> _YOUR TASK_
Print each of the entries exactly, leaving nothing out.

> _INPUT RECORDS_

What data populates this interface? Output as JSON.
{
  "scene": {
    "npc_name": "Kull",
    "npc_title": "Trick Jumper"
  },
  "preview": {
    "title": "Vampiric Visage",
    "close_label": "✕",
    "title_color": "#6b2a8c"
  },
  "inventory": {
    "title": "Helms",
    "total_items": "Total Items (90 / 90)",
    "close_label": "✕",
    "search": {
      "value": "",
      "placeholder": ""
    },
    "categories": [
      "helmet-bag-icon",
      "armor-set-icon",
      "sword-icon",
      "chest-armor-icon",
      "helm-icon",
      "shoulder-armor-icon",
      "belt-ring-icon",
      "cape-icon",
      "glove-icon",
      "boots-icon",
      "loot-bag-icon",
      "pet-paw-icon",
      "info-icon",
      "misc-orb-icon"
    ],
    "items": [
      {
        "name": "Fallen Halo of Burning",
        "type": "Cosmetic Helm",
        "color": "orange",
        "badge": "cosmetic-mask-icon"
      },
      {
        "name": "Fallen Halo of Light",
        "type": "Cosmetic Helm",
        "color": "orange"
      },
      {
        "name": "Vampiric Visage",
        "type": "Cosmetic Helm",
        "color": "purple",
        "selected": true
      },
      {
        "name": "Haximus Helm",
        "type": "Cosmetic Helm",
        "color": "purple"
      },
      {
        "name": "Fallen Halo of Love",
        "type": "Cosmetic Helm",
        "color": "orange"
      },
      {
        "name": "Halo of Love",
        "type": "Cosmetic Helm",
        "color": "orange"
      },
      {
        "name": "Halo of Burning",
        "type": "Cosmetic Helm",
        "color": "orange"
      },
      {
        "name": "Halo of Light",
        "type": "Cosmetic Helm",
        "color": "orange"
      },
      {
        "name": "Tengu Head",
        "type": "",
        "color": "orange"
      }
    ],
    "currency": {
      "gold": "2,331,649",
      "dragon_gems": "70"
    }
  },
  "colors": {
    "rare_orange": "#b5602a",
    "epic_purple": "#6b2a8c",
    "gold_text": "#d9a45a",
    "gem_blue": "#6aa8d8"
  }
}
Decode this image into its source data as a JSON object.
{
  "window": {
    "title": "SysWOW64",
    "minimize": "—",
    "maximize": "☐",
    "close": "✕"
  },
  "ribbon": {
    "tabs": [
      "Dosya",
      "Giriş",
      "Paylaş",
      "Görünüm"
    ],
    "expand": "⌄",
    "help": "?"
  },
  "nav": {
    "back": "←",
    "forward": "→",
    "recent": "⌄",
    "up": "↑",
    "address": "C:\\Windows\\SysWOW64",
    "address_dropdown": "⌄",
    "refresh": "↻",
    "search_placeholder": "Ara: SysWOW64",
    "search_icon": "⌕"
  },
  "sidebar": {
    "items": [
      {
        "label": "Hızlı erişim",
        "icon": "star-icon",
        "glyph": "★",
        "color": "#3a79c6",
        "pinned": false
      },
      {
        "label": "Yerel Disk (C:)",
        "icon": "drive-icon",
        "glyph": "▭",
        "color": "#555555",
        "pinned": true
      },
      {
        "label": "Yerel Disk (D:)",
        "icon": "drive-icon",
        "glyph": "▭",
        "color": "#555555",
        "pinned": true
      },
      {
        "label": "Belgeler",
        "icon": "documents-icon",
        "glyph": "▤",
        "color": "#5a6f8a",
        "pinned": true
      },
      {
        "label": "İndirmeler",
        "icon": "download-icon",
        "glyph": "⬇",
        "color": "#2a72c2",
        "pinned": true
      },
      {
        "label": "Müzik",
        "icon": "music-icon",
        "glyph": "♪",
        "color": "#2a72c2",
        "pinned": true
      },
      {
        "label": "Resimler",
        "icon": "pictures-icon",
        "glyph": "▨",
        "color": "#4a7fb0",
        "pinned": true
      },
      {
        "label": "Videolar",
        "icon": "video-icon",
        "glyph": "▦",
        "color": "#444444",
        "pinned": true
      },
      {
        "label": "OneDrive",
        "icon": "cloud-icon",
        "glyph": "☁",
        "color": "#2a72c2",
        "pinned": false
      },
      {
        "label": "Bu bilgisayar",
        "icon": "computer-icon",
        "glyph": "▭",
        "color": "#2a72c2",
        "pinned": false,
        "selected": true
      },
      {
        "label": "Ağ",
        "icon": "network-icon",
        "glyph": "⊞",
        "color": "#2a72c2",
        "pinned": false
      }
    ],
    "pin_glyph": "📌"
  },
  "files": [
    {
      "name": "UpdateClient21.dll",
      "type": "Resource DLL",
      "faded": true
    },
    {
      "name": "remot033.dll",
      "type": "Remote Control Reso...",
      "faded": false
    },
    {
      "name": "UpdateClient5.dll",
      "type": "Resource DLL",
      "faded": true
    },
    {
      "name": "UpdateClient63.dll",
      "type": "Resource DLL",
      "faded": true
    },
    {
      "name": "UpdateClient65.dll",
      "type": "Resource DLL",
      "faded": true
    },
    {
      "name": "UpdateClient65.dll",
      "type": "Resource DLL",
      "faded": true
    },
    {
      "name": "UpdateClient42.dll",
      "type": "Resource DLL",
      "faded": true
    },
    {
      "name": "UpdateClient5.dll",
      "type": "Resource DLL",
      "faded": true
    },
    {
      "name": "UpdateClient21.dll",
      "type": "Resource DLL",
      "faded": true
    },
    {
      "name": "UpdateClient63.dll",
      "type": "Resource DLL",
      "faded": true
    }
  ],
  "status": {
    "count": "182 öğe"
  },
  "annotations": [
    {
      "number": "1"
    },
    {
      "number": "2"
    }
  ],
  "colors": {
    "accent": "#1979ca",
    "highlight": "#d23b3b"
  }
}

> _ANSWER AREA_
What data populates this interface? Output as JSON.
{
  "scene": {
    "npc_name": "Kull",
    "npc_title": "Trick Jumper"
  },
  "preview": {
    "title": "Vampiric Visage",
    "close_label": "✕",
    "title_color": "#6b2a8c"
  },
  "inventory": {
    "title": "Helms",
    "total_items": "Total Items (90 / 90)",
    "close_label": "✕",
    "search": {
      "value": "",
      "placeholder": ""
    },
    "categories": [
      "helmet-bag-icon",
      "armor-set-icon",
      "sword-icon",
      "chest-armor-icon",
      "helm-icon",
      "shoulder-armor-icon",
      "belt-ring-icon",
      "cape-icon",
      "glove-icon",
      "boots-icon",
      "loot-bag-icon",
      "pet-paw-icon",
      "info-icon",
      "misc-orb-icon"
    ],
    "items": [
      {
        "name": "Fallen Halo of Burning",
        "type": "Cosmetic Helm",
        "color": "orange",
        "badge": "cosmetic-mask-icon"
      },
      {
        "name": "Fallen Halo of Light",
        "type": "Cosmetic Helm",
        "color": "orange"
      },
      {
        "name": "Vampiric Visage",
        "type": "Cosmetic Helm",
        "color": "purple",
        "selected": true
      },
      {
        "name": "Haximus Helm",
        "type": "Cosmetic Helm",
        "color": "purple"
      },
      {
        "name": "Fallen Halo of Love",
        "type": "Cosmetic Helm",
        "color": "orange"
      },
      {
        "name": "Halo of Love",
        "type": "Cosmetic Helm",
        "color": "orange"
      },
      {
        "name": "Halo of Burning",
        "type": "Cosmetic Helm",
        "color": "orange"
      },
      {
        "name": "Halo of Light",
        "type": "Cosmetic Helm",
        "color": "orange"
      },
      {
        "name": "Tengu Head",
        "type": "",
        "color": "orange"
      }
    ],
    "currency": {
      "gold": "2,331,649",
      "dragon_gems": "70"
    }
  },
  "colors": {
    "rare_orange": "#b5602a",
    "epic_purple": "#6b2a8c",
    "gold_text": "#d9a45a",
    "gem_blue": "#6aa8d8"
  }
}
Decode this image into its source data as a JSON object.
{
  "window": {
    "title": "SysWOW64",
    "minimize": "—",
    "maximize": "☐",
    "close": "✕"
  },
  "ribbon": {
    "tabs": [
      "Dosya",
      "Giriş",
      "Paylaş",
      "Görünüm"
    ],
    "expand": "⌄",
    "help": "?"
  },
  "nav": {
    "back": "←",
    "forward": "→",
    "recent": "⌄",
    "up": "↑",
    "address": "C:\\Windows\\SysWOW64",
    "address_dropdown": "⌄",
    "refresh": "↻",
    "search_placeholder": "Ara: SysWOW64",
    "search_icon": "⌕"
  },
  "sidebar": {
    "items": [
      {
        "label": "Hızlı erişim",
        "icon": "star-icon",
        "glyph": "★",
        "color": "#3a79c6",
        "pinned": false
      },
      {
        "label": "Yerel Disk (C:)",
        "icon": "drive-icon",
        "glyph": "▭",
        "color": "#555555",
        "pinned": true
      },
      {
        "label": "Yerel Disk (D:)",
        "icon": "drive-icon",
        "glyph": "▭",
        "color": "#555555",
        "pinned": true
      },
      {
        "label": "Belgeler",
        "icon": "documents-icon",
        "glyph": "▤",
        "color": "#5a6f8a",
        "pinned": true
      },
      {
        "label": "İndirmeler",
        "icon": "download-icon",
        "glyph": "⬇",
        "color": "#2a72c2",
        "pinned": true
      },
      {
        "label": "Müzik",
        "icon": "music-icon",
        "glyph": "♪",
        "color": "#2a72c2",
        "pinned": true
      },
      {
        "label": "Resimler",
        "icon": "pictures-icon",
        "glyph": "▨",
        "color": "#4a7fb0",
        "pinned": true
      },
      {
        "label": "Videolar",
        "icon": "video-icon",
        "glyph": "▦",
        "color": "#444444",
        "pinned": true
      },
      {
        "label": "OneDrive",
        "icon": "cloud-icon",
        "glyph": "☁",
        "color": "#2a72c2",
        "pinned": false
      },
      {
        "label": "Bu bilgisayar",
        "icon": "computer-icon",
        "glyph": "▭",
        "color": "#2a72c2",
        "pinned": false,
        "selected": true
      },
      {
        "label": "Ağ",
        "icon": "network-icon",
        "glyph": "⊞",
        "color": "#2a72c2",
        "pinned": false
      }
    ],
    "pin_glyph": "📌"
  },
  "files": [
    {
      "name": "UpdateClient21.dll",
      "type": "Resource DLL",
      "faded": true
    },
    {
      "name": "remot033.dll",
      "type": "Remote Control Reso...",
      "faded": false
    },
    {
      "name": "UpdateClient5.dll",
      "type": "Resource DLL",
      "faded": true
    },
    {
      "name": "UpdateClient63.dll",
      "type": "Resource DLL",
      "faded": true
    },
    {
      "name": "UpdateClient65.dll",
      "type": "Resource DLL",
      "faded": true
    },
    {
      "name": "UpdateClient65.dll",
      "type": "Resource DLL",
      "faded": true
    },
    {
      "name": "UpdateClient42.dll",
      "type": "Resource DLL",
      "faded": true
    },
    {
      "name": "UpdateClient5.dll",
      "type": "Resource DLL",
      "faded": true
    },
    {
      "name": "UpdateClient21.dll",
      "type": "Resource DLL",
      "faded": true
    },
    {
      "name": "UpdateClient63.dll",
      "type": "Resource DLL",
      "faded": true
    }
  ],
  "status": {
    "count": "182 öğe"
  },
  "annotations": [
    {
      "number": "1"
    },
    {
      "number": "2"
    }
  ],
  "colors": {
    "accent": "#1979ca",
    "highlight": "#d23b3b"
  }
}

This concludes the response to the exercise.